We know that the IMYB changes young lives, giving teen beekeepers from the UK an eye-opening view of the global reach of beekeeping and making friends for life with fellow beeks.  To that end, we view our mission to choose the candidates for the IMYB we think would get the most out of such an event and who might consider working with bees as a future career. 

The Future of IMYB
During the event, the UAE expressed a serious interest in hosting the IMYB in Dubai for 2024 which is extremely exciting as the first potential venue outside of Europe, hopefully, this all comes good!

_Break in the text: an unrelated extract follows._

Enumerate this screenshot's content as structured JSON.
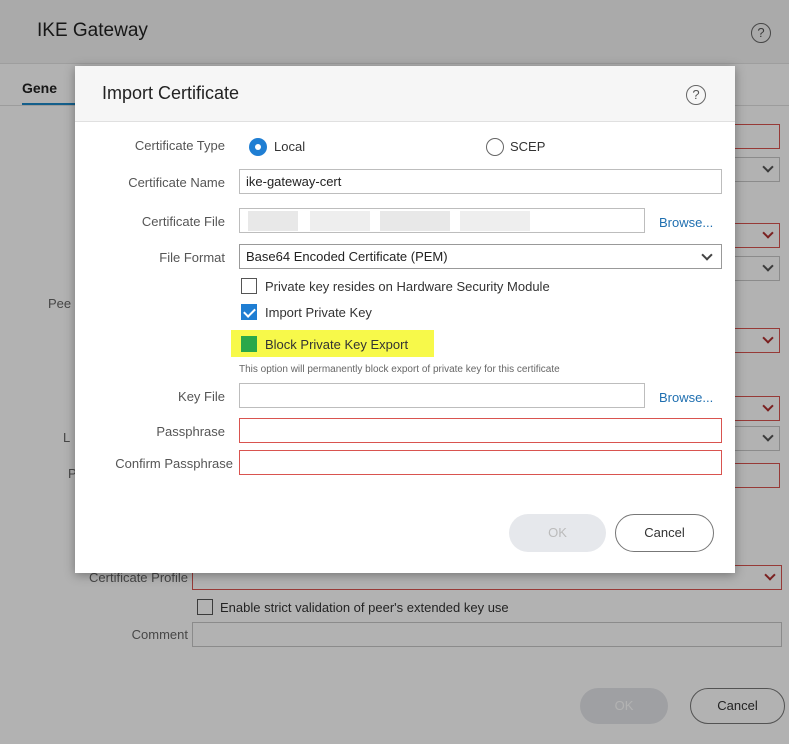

Susie from Northern Island also expressed a serious interest in hosting the IMYB in 2025 and in both cases, we offered any help we could from our experience as previous hosts.

We know that the IMYB changes young lives, giving teen beekeepers from the UK an eye-opening view of the global reach of beekeeping and making friends for life with fellow beeks.  To that end, we view our mission to choose the candidates for the IMYB we think would get the most out of such an event and who might consider working with bees as a future career.  My final word is to say thanks to the BBKA Executive for their continuing support in investing in young people and the IMYB.  I would be very pleased to promote the IMYB at any BBKA event or to present to local BKA’s on the BBKA’s efforts to support young beekeepers and the IMYB to generate more interest in bringing forward more potential candidates for the next IMYB.

Report by Simon Cavill  ([email protected])

Photos by Simon Cavill